Monday, Gov. Pat Quinn signed a new Illinois law which requires all backseat passengers to wear seat belts, according to Illinois Statehouse News.
Illinois law already requires all front seat passengers and all “children” under 19 to wear seat belts.
The new law requires any person, child or adult, riding in the backseat to be buckled up. Fines begin at $25 for this offense.
While Quinn signed the law today, the it does not go into effect until January 1st, 2012.
While this new law may result in growing the number of seat belt violations issued, at least one law enforcement official quoted in the story admits it will be difficult for police and state troopers to see inside the backseat of vehicles.
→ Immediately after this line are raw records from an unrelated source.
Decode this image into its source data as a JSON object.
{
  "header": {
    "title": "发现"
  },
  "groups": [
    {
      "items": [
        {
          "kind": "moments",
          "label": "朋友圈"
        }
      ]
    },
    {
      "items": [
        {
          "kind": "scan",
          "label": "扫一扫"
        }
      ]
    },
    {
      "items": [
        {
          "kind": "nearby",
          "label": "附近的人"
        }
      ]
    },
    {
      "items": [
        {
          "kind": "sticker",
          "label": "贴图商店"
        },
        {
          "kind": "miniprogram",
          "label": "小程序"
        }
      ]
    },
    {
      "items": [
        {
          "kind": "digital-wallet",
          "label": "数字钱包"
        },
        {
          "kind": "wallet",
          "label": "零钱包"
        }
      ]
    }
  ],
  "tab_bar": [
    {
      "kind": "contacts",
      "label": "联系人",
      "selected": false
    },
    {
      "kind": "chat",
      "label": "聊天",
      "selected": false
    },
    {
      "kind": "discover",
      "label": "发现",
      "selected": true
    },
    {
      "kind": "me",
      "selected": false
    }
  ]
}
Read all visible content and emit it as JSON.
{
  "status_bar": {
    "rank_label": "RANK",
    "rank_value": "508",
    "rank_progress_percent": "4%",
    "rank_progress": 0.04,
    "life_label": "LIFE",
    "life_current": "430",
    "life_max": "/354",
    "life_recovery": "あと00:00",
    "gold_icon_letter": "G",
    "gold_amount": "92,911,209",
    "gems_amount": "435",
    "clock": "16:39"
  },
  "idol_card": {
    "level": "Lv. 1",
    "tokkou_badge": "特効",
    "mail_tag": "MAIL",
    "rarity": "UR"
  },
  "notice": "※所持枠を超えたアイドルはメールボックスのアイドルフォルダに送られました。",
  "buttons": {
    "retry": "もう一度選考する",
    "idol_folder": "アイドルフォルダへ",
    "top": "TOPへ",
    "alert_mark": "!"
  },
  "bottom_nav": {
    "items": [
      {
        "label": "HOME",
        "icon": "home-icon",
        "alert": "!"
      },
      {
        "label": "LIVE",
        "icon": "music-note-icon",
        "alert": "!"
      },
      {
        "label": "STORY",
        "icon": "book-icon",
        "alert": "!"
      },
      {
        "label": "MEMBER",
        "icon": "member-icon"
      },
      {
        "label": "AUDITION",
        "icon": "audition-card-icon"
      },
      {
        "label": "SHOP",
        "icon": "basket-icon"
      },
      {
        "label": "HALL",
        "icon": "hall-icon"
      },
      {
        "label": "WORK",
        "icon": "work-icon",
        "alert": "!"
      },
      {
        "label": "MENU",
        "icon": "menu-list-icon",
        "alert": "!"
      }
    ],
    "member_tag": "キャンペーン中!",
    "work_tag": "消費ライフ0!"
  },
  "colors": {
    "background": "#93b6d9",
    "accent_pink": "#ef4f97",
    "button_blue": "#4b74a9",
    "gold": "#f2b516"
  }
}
Governor Quinn signed this law and another related law on July 5th in an Arlington Heights bike store.
Senate Bill 2951 was deemed “anti-harassment” legislation was spearheaded by the League of Illinois Bicyclists, a statewide pro-bicyclist organization, and penalizes any drivers using their vehicle to threaten or harass bicycle riders with either a Class A misdemeanor or a Class 4 felony if injuries occur.
Critics of the bill say not only does it not go far enough, but it essentially codifies what already is standard practice. RLC opponents had originally proposed wide ranging reforms including a complete ban of the practice in Illinois.
The only legitimate change the law makes is a mild one.
This part of the bill insures drivers making a right turn on red, do not get a ticket if they stop past the white line on the pavement–as long as they don’t enter the intersection and do make a complete stop.